Saturday, March 04, 2017

Restorer of Ruined Homesteads

Carravagio, Vocazione di San Matteo

Then the LORD will guide you always and give you plenty even on the parched land. He will renew your strength, and you shall be like a watered garden, like a spring whose water never fails. The ancient ruins shall be rebuilt for your sake, and the foundations from ages past you shall raise up; "Repairer of the breach," they shall call you, "Restorer of ruined homesteads." Isaiah 58:11-12

The Pharisees and their scribes complained to his disciples, saying, "Why do you eat and drink with tax collectors and sinners?" Jesus said to them in reply, "Those who are healthy do not need a physician, but the sick do. I have not come to call the righteous to repentance but sinners." Luke 5:30-32

Like the disciples of Emmaus, believers, supported by the living presence of the risen Christ, become in turn the traveling companions of their brothers and sisters in trouble, offering them the word which rekindles hope in their hearts. With them, they break the bread of friendship, brotherhood, and mutual help. This is how to build the civilization of love. This is how to proclaim the hoped-for coming of the new heavens and the new earth to which we are heading.

(From the homily on June 2, 2000, the Jubilee Day for Migrants and Refugees, when Pope John Paul II celebrated the Eucharist in St. Peter's Square for over 50,000 migrants, refugees, people on the move, and their chaplains from all over the world.)

Renew.  Rebuild.  Repair.  Restore. 

Let’s for a minute, approach Lent (and all spirituality) the same way that marketers approach their target audiences.  To appeal to the public, they must answer the questions, “SWWCWIIFM?”  Or, in long form: “So what?  Who cares?  What’s in it for me?”

The Prophet Isaiah sets the tone for a Lenten season based upon authentic fasting, prayer, and almsgiving.  If we do what is asked by the Lord in our covenant, we will be renewed, rebuilt, repaired and restored in a very Psalm 23 pastoral mood.

Jesus, too, focused on the old, the broken and the sinful.  If we move from marketing to math, the equation becomes:

Repentance = Renewal + Rebuilding + Repairing+ Restoring

It looks like the benefits are all on our repentance side of the equation. We just need to take the first step like Levi/Matthew.

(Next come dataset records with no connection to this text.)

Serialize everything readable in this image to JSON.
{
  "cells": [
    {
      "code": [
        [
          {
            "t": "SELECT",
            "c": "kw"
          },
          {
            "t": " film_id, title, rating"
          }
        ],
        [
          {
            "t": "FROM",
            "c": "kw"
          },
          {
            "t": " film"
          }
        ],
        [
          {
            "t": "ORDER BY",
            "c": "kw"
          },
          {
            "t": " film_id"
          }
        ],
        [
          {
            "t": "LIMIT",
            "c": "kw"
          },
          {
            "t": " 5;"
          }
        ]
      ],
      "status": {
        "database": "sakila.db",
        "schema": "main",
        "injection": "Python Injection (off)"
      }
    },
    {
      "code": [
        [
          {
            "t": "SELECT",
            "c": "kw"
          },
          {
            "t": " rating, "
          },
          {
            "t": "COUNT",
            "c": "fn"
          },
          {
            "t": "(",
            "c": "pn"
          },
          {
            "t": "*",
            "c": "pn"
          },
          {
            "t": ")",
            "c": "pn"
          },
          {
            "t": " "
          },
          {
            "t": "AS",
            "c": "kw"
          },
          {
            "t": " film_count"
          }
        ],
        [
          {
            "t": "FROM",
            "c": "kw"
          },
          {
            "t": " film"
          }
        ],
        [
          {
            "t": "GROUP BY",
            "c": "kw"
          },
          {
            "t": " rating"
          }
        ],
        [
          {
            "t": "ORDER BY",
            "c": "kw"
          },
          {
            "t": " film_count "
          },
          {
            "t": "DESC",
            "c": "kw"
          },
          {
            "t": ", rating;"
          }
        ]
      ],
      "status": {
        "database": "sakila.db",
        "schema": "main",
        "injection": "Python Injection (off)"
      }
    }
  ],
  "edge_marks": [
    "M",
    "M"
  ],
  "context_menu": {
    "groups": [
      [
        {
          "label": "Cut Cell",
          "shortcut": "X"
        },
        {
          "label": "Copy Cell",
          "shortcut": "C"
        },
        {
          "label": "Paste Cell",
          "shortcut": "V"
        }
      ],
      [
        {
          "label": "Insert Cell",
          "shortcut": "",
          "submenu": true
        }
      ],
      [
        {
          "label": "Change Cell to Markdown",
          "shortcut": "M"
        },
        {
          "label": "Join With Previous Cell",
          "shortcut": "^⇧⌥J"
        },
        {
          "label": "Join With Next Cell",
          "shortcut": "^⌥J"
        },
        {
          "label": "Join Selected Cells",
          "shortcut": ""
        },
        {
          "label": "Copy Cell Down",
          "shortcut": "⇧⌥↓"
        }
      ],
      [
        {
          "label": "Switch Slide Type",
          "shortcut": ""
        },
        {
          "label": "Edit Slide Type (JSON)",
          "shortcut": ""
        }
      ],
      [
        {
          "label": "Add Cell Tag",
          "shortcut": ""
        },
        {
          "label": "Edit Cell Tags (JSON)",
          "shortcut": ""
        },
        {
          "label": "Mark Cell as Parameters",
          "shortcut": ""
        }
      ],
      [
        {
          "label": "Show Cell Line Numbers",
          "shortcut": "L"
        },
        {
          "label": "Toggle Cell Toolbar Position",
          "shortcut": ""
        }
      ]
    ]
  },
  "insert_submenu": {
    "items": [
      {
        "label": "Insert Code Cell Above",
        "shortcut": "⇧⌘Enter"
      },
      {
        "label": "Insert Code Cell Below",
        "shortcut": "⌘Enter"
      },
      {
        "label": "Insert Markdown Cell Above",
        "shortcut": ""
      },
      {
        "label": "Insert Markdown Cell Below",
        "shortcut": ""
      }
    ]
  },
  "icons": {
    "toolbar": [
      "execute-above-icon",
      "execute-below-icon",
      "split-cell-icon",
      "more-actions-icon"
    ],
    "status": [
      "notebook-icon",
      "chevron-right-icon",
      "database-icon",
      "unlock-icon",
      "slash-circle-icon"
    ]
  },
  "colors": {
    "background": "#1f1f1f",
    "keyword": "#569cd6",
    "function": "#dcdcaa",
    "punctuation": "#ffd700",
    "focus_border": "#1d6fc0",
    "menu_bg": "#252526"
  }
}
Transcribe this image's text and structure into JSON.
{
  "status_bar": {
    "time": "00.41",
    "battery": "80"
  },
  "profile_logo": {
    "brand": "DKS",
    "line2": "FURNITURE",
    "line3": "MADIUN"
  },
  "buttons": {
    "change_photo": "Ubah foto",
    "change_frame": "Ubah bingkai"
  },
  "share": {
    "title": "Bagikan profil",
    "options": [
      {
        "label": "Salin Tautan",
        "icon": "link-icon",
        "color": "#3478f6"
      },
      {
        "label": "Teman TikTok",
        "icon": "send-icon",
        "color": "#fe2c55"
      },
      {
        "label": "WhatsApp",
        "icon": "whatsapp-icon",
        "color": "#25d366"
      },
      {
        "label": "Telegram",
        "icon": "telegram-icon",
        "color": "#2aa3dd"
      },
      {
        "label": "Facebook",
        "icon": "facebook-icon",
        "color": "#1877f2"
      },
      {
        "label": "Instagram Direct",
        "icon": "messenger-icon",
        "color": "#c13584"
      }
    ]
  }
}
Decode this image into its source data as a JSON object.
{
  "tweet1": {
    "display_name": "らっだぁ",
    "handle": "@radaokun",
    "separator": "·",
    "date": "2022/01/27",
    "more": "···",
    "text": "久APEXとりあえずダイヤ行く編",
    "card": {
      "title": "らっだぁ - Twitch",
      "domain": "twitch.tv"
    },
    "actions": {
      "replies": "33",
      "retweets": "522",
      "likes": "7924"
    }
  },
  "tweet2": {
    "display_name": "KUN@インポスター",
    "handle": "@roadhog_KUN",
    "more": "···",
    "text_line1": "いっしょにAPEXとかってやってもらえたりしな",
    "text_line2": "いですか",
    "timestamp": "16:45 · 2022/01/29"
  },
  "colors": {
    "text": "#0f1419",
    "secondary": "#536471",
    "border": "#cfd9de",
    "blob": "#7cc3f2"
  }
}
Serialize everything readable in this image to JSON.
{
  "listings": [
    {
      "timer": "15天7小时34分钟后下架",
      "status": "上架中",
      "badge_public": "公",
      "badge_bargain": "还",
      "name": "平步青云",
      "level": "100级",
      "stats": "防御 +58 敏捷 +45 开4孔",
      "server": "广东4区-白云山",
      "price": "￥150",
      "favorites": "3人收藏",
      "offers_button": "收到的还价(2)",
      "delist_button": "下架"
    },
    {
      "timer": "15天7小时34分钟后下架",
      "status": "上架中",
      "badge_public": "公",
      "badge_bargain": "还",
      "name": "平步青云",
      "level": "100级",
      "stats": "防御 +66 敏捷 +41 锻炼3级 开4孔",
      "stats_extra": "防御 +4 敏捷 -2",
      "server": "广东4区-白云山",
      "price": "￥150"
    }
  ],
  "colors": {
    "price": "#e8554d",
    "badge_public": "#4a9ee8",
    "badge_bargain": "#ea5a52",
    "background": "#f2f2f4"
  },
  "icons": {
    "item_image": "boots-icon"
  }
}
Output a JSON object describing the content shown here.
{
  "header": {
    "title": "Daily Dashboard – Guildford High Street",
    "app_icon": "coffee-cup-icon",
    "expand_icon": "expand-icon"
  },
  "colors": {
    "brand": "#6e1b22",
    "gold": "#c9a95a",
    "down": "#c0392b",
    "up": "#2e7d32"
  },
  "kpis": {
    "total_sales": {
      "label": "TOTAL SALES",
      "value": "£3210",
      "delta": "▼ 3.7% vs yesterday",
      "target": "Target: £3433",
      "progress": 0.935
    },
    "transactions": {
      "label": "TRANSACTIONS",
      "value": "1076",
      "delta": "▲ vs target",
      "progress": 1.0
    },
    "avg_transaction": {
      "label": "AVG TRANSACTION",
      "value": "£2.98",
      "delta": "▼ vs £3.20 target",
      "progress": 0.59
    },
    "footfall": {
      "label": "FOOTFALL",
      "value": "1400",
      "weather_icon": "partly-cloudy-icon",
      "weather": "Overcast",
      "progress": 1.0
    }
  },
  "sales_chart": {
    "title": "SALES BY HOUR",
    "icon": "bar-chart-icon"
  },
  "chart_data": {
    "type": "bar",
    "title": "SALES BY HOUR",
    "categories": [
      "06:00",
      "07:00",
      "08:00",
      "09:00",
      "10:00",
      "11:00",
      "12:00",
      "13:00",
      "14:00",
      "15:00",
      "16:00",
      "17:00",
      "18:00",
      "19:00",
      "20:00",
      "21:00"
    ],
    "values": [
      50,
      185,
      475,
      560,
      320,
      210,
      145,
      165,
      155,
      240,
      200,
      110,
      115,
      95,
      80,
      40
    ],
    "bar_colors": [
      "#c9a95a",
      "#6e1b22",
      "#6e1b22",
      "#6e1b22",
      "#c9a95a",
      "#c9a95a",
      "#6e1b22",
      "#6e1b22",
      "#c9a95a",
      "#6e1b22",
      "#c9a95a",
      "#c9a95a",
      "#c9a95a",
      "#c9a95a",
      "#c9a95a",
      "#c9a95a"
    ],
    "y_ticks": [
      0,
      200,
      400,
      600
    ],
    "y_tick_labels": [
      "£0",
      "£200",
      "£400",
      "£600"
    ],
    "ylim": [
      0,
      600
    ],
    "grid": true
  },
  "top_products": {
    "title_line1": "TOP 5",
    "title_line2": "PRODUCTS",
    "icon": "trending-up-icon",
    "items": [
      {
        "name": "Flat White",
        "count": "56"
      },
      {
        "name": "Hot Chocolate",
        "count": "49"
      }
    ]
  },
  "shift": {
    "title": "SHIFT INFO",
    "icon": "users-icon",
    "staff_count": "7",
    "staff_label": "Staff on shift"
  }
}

We continue to be called to be a “restorer of ruined homesteads.”  After college, I spent some time as a full-time volunteer helping Catholic Charities of the Diocese of Charlotte resettle the generation of “boat people” who were fleeing the Communist regimes in Southeast Asia after the Vietnam War ended.  People from Cambodia, Thailand, and Vietnam risked life and limb in rickety boats.  When they made it to Malaysia or Hong Kong, they lived in refugee camps until they were accepted by a sponsoring country or organization to begin a new life in a new land. 

The ‘Boat People of Vietnam’ seemed to encapsulate all the suffering Vietnam had suffered from 1965 to 1975. Despite the end of the Vietnam War, the tragedy for the people of Vietnam continued into 1978-79. The term ‘Boat People’ not only applies to the refugees who fled Vietnam but also to the people of Cambodia and Laos who did the same.[i]

The United States accepted 823,000 refugees; Britain, France, Australia and Canada hundreds of thousands more. Of those settled in the U.S., Catholic Churches did their share and the Diocese where I lived at the time stepped up.  We are a church called to be “restorer of ruined homesteads” be they for people from Vietnam, Syria, Russia, Poland, Ireland or Italy. 

The Catholic Church in the United States is an immigrant Church with a long history of embracing diverse newcomers and providing assistance and pastoral care to immigrants, migrants, refugees, and people on the move.  Our Church has responded to Christ’s call for us to “welcome the stranger among us,” for, in this encounter with the immigrant, the migrant, and the refugee in our midst, we encounter Christ.[ii]

The USCCB Christianity emphasizes the message of welcoming the stranger. Nowhere in Christian teaching is the message of kindness to strangers qualified by their method of arrival.  Take time to review the Catholic Social Teaching and the document Welcoming The Stranger Among Us: Unity In Diversity[iii].  How can you and your parish help remember our heritage and overcome our fears?

The Gospel calls us to solidarity with those who are suffering, vulnerable, and in need. In this spirit, we recall the words of Pope Francis: “How often in the Bible the Lord asks us to welcome migrants and foreigners, reminding us that we too are foreigners!”

[iii] The pastoral statement Welcoming the Stranger Among Us: Unity in Diversity was developed by the National Conference of Catholic Bishops' Committee on Migration. It was approved by the full body of bishops at their November 2000 general meeting as a statement of the National Conference of Catholic Bishops and is authorized for publication by Msgr. Dennis M. Schnurr, General Secretary, NCCB/USCC.

No comments: